**Material shown**
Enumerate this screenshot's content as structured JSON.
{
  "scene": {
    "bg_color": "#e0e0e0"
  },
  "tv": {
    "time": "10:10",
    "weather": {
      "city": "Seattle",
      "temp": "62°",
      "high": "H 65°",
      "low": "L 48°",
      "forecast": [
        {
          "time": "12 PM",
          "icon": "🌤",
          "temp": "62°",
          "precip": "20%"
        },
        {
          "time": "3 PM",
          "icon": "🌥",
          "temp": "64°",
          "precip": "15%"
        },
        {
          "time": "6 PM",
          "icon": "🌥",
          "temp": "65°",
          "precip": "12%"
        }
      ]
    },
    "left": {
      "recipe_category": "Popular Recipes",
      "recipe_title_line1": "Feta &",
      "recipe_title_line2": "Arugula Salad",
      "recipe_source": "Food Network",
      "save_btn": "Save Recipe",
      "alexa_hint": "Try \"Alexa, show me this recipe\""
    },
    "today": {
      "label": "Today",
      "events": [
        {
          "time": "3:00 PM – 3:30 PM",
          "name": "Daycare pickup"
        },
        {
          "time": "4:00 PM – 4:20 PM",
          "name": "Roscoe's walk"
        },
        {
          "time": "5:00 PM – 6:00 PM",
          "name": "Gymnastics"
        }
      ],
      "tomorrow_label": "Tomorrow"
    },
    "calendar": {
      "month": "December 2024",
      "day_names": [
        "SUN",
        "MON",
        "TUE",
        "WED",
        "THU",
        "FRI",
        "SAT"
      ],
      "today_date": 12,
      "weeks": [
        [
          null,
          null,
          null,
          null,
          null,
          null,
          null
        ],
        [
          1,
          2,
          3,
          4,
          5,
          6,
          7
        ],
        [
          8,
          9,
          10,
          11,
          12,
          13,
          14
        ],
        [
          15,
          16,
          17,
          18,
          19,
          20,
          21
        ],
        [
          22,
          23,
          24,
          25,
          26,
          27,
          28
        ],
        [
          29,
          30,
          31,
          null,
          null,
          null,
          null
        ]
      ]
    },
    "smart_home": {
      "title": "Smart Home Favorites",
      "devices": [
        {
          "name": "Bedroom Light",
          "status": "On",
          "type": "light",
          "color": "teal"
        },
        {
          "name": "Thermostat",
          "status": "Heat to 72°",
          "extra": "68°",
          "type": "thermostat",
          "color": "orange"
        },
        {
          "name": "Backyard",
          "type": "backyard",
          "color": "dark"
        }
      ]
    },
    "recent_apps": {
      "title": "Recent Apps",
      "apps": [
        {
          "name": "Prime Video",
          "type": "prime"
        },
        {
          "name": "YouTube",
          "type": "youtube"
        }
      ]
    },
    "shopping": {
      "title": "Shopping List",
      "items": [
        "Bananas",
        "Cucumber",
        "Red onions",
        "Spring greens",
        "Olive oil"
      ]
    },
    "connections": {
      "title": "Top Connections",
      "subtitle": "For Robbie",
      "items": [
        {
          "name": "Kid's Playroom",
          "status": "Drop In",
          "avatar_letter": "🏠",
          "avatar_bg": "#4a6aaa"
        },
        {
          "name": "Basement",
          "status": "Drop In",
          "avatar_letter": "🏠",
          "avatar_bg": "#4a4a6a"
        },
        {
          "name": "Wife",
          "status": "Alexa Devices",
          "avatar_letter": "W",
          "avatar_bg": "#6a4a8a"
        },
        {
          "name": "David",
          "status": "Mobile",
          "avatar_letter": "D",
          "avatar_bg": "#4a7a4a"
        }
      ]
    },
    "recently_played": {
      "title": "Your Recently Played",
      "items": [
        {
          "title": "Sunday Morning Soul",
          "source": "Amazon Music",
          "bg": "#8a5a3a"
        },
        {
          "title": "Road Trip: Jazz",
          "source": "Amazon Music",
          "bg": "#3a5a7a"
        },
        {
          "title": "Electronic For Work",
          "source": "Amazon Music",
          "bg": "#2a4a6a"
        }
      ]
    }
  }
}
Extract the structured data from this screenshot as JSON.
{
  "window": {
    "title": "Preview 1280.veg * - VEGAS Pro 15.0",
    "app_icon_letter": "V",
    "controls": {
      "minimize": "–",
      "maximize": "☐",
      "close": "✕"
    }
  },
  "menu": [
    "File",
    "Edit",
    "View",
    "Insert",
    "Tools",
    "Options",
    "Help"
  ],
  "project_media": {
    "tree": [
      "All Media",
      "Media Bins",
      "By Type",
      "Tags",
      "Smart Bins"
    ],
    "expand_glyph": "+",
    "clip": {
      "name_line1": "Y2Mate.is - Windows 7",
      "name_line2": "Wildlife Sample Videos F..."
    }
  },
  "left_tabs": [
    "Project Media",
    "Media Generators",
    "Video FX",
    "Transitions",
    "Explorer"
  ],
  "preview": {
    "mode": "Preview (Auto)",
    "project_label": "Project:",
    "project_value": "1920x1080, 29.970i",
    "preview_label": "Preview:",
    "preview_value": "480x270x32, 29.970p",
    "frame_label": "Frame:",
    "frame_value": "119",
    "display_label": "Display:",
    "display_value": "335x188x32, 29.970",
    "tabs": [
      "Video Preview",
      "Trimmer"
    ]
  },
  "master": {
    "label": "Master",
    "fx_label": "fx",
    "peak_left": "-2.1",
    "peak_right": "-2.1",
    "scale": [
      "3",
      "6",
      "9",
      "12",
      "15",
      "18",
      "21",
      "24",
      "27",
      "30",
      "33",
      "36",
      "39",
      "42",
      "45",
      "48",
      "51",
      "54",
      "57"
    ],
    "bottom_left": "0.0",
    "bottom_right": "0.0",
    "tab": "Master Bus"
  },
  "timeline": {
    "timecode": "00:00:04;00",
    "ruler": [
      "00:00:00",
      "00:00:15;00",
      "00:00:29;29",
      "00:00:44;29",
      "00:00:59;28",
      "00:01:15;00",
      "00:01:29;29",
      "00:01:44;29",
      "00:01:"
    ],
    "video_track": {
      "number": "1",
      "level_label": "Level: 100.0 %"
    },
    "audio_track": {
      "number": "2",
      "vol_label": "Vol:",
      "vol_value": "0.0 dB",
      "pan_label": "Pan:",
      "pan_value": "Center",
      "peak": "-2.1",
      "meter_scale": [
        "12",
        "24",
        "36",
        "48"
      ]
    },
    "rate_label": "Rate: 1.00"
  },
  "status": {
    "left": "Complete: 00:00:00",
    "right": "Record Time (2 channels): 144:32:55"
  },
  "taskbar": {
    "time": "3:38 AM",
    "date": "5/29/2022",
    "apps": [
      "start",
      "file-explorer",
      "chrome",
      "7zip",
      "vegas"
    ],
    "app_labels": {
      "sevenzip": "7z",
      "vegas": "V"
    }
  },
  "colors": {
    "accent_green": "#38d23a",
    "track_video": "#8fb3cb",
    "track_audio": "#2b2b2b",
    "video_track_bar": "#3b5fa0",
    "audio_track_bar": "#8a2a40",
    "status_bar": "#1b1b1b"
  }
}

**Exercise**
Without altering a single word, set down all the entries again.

**Output for this exercise**
Enumerate this screenshot's content as structured JSON.
{
  "scene": {
    "bg_color": "#e0e0e0"
  },
  "tv": {
    "time": "10:10",
    "weather": {
      "city": "Seattle",
      "temp": "62°",
      "high": "H 65°",
      "low": "L 48°",
      "forecast": [
        {
          "time": "12 PM",
          "icon": "🌤",
          "temp": "62°",
          "precip": "20%"
        },
        {
          "time": "3 PM",
          "icon": "🌥",
          "temp": "64°",
          "precip": "15%"
        },
        {
          "time": "6 PM",
          "icon": "🌥",
          "temp": "65°",
          "precip": "12%"
        }
      ]
    },
    "left": {
      "recipe_category": "Popular Recipes",
      "recipe_title_line1": "Feta &",
      "recipe_title_line2": "Arugula Salad",
      "recipe_source": "Food Network",
      "save_btn": "Save Recipe",
      "alexa_hint": "Try \"Alexa, show me this recipe\""
    },
    "today": {
      "label": "Today",
      "events": [
        {
          "time": "3:00 PM – 3:30 PM",
          "name": "Daycare pickup"
        },
        {
          "time": "4:00 PM – 4:20 PM",
          "name": "Roscoe's walk"
        },
        {
          "time": "5:00 PM – 6:00 PM",
          "name": "Gymnastics"
        }
      ],
      "tomorrow_label": "Tomorrow"
    },
    "calendar": {
      "month": "December 2024",
      "day_names": [
        "SUN",
        "MON",
        "TUE",
        "WED",
        "THU",
        "FRI",
        "SAT"
      ],
      "today_date": 12,
      "weeks": [
        [
          null,
          null,
          null,
          null,
          null,
          null,
          null
        ],
        [
          1,
          2,
          3,
          4,
          5,
          6,
          7
        ],
        [
          8,
          9,
          10,
          11,
          12,
          13,
          14
        ],
        [
          15,
          16,
          17,
          18,
          19,
          20,
          21
        ],
        [
          22,
          23,
          24,
          25,
          26,
          27,
          28
        ],
        [
          29,
          30,
          31,
          null,
          null,
          null,
          null
        ]
      ]
    },
    "smart_home": {
      "title": "Smart Home Favorites",
      "devices": [
        {
          "name": "Bedroom Light",
          "status": "On",
          "type": "light",
          "color": "teal"
        },
        {
          "name": "Thermostat",
          "status": "Heat to 72°",
          "extra": "68°",
          "type": "thermostat",
          "color": "orange"
        },
        {
          "name": "Backyard",
          "type": "backyard",
          "color": "dark"
        }
      ]
    },
    "recent_apps": {
      "title": "Recent Apps",
      "apps": [
        {
          "name": "Prime Video",
          "type": "prime"
        },
        {
          "name": "YouTube",
          "type": "youtube"
        }
      ]
    },
    "shopping": {
      "title": "Shopping List",
      "items": [
        "Bananas",
        "Cucumber",
        "Red onions",
        "Spring greens",
        "Olive oil"
      ]
    },
    "connections": {
      "title": "Top Connections",
      "subtitle": "For Robbie",
      "items": [
        {
          "name": "Kid's Playroom",
          "status": "Drop In",
          "avatar_letter": "🏠",
          "avatar_bg": "#4a6aaa"
        },
        {
          "name": "Basement",
          "status": "Drop In",
          "avatar_letter": "🏠",
          "avatar_bg": "#4a4a6a"
        },
        {
          "name": "Wife",
          "status": "Alexa Devices",
          "avatar_letter": "W",
          "avatar_bg": "#6a4a8a"
        },
        {
          "name": "David",
          "status": "Mobile",
          "avatar_letter": "D",
          "avatar_bg": "#4a7a4a"
        }
      ]
    },
    "recently_played": {
      "title": "Your Recently Played",
      "items": [
        {
          "title": "Sunday Morning Soul",
          "source": "Amazon Music",
          "bg": "#8a5a3a"
        },
        {
          "title": "Road Trip: Jazz",
          "source": "Amazon Music",
          "bg": "#3a5a7a"
        },
        {
          "title": "Electronic For Work",
          "source": "Amazon Music",
          "bg": "#2a4a6a"
        }
      ]
    }
  }
}
Extract the structured data from this screenshot as JSON.
{
  "window": {
    "title": "Preview 1280.veg * - VEGAS Pro 15.0",
    "app_icon_letter": "V",
    "controls": {
      "minimize": "–",
      "maximize": "☐",
      "close": "✕"
    }
  },
  "menu": [
    "File",
    "Edit",
    "View",
    "Insert",
    "Tools",
    "Options",
    "Help"
  ],
  "project_media": {
    "tree": [
      "All Media",
      "Media Bins",
      "By Type",
      "Tags",
      "Smart Bins"
    ],
    "expand_glyph": "+",
    "clip": {
      "name_line1": "Y2Mate.is - Windows 7",
      "name_line2": "Wildlife Sample Videos F..."
    }
  },
  "left_tabs": [
    "Project Media",
    "Media Generators",
    "Video FX",
    "Transitions",
    "Explorer"
  ],
  "preview": {
    "mode": "Preview (Auto)",
    "project_label": "Project:",
    "project_value": "1920x1080, 29.970i",
    "preview_label": "Preview:",
    "preview_value": "480x270x32, 29.970p",
    "frame_label": "Frame:",
    "frame_value": "119",
    "display_label": "Display:",
    "display_value": "335x188x32, 29.970",
    "tabs": [
      "Video Preview",
      "Trimmer"
    ]
  },
  "master": {
    "label": "Master",
    "fx_label": "fx",
    "peak_left": "-2.1",
    "peak_right": "-2.1",
    "scale": [
      "3",
      "6",
      "9",
      "12",
      "15",
      "18",
      "21",
      "24",
      "27",
      "30",
      "33",
      "36",
      "39",
      "42",
      "45",
      "48",
      "51",
      "54",
      "57"
    ],
    "bottom_left": "0.0",
    "bottom_right": "0.0",
    "tab": "Master Bus"
  },
  "timeline": {
    "timecode": "00:00:04;00",
    "ruler": [
      "00:00:00",
      "00:00:15;00",
      "00:00:29;29",
      "00:00:44;29",
      "00:00:59;28",
      "00:01:15;00",
      "00:01:29;29",
      "00:01:44;29",
      "00:01:"
    ],
    "video_track": {
      "number": "1",
      "level_label": "Level: 100.0 %"
    },
    "audio_track": {
      "number": "2",
      "vol_label": "Vol:",
      "vol_value": "0.0 dB",
      "pan_label": "Pan:",
      "pan_value": "Center",
      "peak": "-2.1",
      "meter_scale": [
        "12",
        "24",
        "36",
        "48"
      ]
    },
    "rate_label": "Rate: 1.00"
  },
  "status": {
    "left": "Complete: 00:00:00",
    "right": "Record Time (2 channels): 144:32:55"
  },
  "taskbar": {
    "time": "3:38 AM",
    "date": "5/29/2022",
    "apps": [
      "start",
      "file-explorer",
      "chrome",
      "7zip",
      "vegas"
    ],
    "app_labels": {
      "sevenzip": "7z",
      "vegas": "V"
    }
  },
  "colors": {
    "accent_green": "#38d23a",
    "track_video": "#8fb3cb",
    "track_audio": "#2b2b2b",
    "video_track_bar": "#3b5fa0",
    "audio_track_bar": "#8a2a40",
    "status_bar": "#1b1b1b"
  }
}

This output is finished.